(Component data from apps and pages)
* * * * * * * * *
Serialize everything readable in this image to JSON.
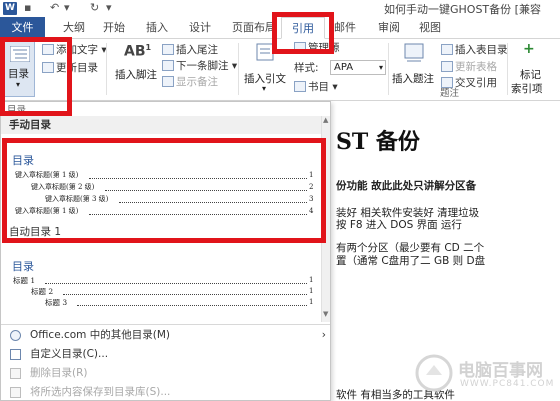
{
  "titlebar": {
    "app_letter": "W",
    "doc_title": "如何手动一键GHOST备份 [兼容"
  },
  "tabs": [
    {
      "id": "file",
      "label": "文件"
    },
    {
      "id": "outline",
      "label": "大纲"
    },
    {
      "id": "home",
      "label": "开始"
    },
    {
      "id": "insert",
      "label": "插入"
    },
    {
      "id": "design",
      "label": "设计"
    },
    {
      "id": "layout",
      "label": "页面布局"
    },
    {
      "id": "references",
      "label": "引用"
    },
    {
      "id": "mailings",
      "label": "邮件"
    },
    {
      "id": "review",
      "label": "审阅"
    },
    {
      "id": "view",
      "label": "视图"
    }
  ],
  "ribbon": {
    "toc_button": "目录",
    "add_text": "添加文字",
    "update_toc": "更新目录",
    "insert_footnote": "插入脚注",
    "insert_endnote": "插入尾注",
    "next_footnote": "下一条脚注",
    "show_notes": "显示备注",
    "insert_citation": "插入引文",
    "manage_sources": "管理源",
    "style_label": "样式:",
    "style_value": "APA",
    "bibliography": "书目",
    "insert_caption": "插入题注",
    "insert_table_of_figures": "插入表目录",
    "update_table": "更新表格",
    "cross_reference": "交叉引用",
    "captions_group": "题注",
    "mark_entry": "标记",
    "index_entry": "索引项"
  },
  "gallery": {
    "group_cut": "目录",
    "manual_heading": "手动目录",
    "auto1_title": "目录",
    "auto1_label": "自动目录 1",
    "auto1_lines": [
      {
        "text": "键入章标题(第 1 级)",
        "num": "1"
      },
      {
        "text": "键入章标题(第 2 级)",
        "num": "2"
      },
      {
        "text": "键入章标题(第 3 级)",
        "num": "3"
      },
      {
        "text": "键入章标题(第 1 级)",
        "num": "4"
      }
    ],
    "auto2_title": "目录",
    "auto2_lines": [
      {
        "text": "标题 1",
        "num": "1"
      },
      {
        "text": "标题 2",
        "num": "1"
      },
      {
        "text": "标题 3",
        "num": "1"
      }
    ],
    "menu": [
      {
        "label": "Office.com 中的其他目录(M)",
        "disabled": false,
        "arrow": "›"
      },
      {
        "label": "自定义目录(C)...",
        "disabled": false
      },
      {
        "label": "删除目录(R)",
        "disabled": true
      },
      {
        "label": "将所选内容保存到目录库(S)...",
        "disabled": true
      }
    ]
  },
  "document": {
    "heading": "ST 备份",
    "lines": [
      "份功能 故此此处只讲解分区备",
      "装好 相关软件安装好 清理垃圾",
      "按 F8 进入 DOS 界面  运行",
      "有两个分区（最少要有 CD 二个",
      "置（通常 C盘用了二 GB 则 D盘",
      "软件 有相当多的工具软件"
    ]
  },
  "watermark": {
    "text": "电脑百事网",
    "url": "WWW.PC841.COM"
  },
  "colors": {
    "accent": "#2b579a",
    "highlight": "#e1141a"
  }
}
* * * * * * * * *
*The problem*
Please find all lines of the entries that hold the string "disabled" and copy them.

*Completed exercise*
        "disabled": false,
        "disabled": false
        "disabled": true
        "disabled": true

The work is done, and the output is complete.